EXERCISE OBJECTIVE: Write out the data below in full, please. Keep every character as given.

INFORMATION SUPPLIED:
↓↓↓

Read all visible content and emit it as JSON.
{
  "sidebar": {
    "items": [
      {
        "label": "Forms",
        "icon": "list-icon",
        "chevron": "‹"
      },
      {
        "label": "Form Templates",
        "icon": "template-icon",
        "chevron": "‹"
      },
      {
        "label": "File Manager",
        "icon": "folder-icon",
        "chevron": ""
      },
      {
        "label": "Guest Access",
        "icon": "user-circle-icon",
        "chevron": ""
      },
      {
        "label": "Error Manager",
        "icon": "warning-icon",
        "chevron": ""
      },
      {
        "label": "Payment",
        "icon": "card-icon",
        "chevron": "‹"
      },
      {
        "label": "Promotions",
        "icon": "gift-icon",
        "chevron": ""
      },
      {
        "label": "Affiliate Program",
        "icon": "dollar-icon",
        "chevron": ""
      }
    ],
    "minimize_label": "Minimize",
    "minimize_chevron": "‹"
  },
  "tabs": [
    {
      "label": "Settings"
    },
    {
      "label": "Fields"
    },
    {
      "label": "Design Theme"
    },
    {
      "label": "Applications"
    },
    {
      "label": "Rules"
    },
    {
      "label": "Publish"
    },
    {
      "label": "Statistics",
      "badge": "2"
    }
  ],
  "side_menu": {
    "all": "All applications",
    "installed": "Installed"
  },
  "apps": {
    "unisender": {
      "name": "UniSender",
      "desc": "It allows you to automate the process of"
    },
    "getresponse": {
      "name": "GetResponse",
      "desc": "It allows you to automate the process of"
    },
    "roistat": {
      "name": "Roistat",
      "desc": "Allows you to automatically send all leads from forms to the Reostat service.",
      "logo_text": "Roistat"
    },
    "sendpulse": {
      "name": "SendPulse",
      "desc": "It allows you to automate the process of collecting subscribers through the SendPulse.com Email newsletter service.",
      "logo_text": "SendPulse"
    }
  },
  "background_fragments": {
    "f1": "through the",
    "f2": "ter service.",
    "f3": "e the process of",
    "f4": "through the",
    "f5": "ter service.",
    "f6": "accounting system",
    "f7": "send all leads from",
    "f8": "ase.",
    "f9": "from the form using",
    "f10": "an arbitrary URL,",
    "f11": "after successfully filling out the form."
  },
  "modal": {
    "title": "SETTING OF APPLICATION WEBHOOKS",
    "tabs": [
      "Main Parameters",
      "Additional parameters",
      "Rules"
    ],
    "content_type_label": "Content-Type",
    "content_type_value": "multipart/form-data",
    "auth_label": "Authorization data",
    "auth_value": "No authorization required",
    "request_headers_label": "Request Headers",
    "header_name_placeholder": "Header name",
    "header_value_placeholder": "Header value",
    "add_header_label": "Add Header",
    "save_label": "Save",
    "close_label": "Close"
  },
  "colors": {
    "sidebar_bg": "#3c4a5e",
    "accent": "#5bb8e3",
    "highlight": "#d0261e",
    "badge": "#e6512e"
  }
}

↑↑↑

TASK SOLUTION:
Read all visible content and emit it as JSON.
{
  "sidebar": {
    "items": [
      {
        "label": "Forms",
        "icon": "list-icon",
        "chevron": "‹"
      },
      {
        "label": "Form Templates",
        "icon": "template-icon",
        "chevron": "‹"
      },
      {
        "label": "File Manager",
        "icon": "folder-icon",
        "chevron": ""
      },
      {
        "label": "Guest Access",
        "icon": "user-circle-icon",
        "chevron": ""
      },
      {
        "label": "Error Manager",
        "icon": "warning-icon",
        "chevron": ""
      },
      {
        "label": "Payment",
        "icon": "card-icon",
        "chevron": "‹"
      },
      {
        "label": "Promotions",
        "icon": "gift-icon",
        "chevron": ""
      },
      {
        "label": "Affiliate Program",
        "icon": "dollar-icon",
        "chevron": ""
      }
    ],
    "minimize_label": "Minimize",
    "minimize_chevron": "‹"
  },
  "tabs": [
    {
      "label": "Settings"
    },
    {
      "label": "Fields"
    },
    {
      "label": "Design Theme"
    },
    {
      "label": "Applications"
    },
    {
      "label": "Rules"
    },
    {
      "label": "Publish"
    },
    {
      "label": "Statistics",
      "badge": "2"
    }
  ],
  "side_menu": {
    "all": "All applications",
    "installed": "Installed"
  },
  "apps": {
    "unisender": {
      "name": "UniSender",
      "desc": "It allows you to automate the process of"
    },
    "getresponse": {
      "name": "GetResponse",
      "desc": "It allows you to automate the process of"
    },
    "roistat": {
      "name": "Roistat",
      "desc": "Allows you to automatically send all leads from forms to the Reostat service.",
      "logo_text": "Roistat"
    },
    "sendpulse": {
      "name": "SendPulse",
      "desc": "It allows you to automate the process of collecting subscribers through the SendPulse.com Email newsletter service.",
      "logo_text": "SendPulse"
    }
  },
  "background_fragments": {
    "f1": "through the",
    "f2": "ter service.",
    "f3": "e the process of",
    "f4": "through the",
    "f5": "ter service.",
    "f6": "accounting system",
    "f7": "send all leads from",
    "f8": "ase.",
    "f9": "from the form using",
    "f10": "an arbitrary URL,",
    "f11": "after successfully filling out the form."
  },
  "modal": {
    "title": "SETTING OF APPLICATION WEBHOOKS",
    "tabs": [
      "Main Parameters",
      "Additional parameters",
      "Rules"
    ],
    "content_type_label": "Content-Type",
    "content_type_value": "multipart/form-data",
    "auth_label": "Authorization data",
    "auth_value": "No authorization required",
    "request_headers_label": "Request Headers",
    "header_name_placeholder": "Header name",
    "header_value_placeholder": "Header value",
    "add_header_label": "Add Header",
    "save_label": "Save",
    "close_label": "Close"
  },
  "colors": {
    "sidebar_bg": "#3c4a5e",
    "accent": "#5bb8e3",
    "highlight": "#d0261e",
    "badge": "#e6512e"
  }
}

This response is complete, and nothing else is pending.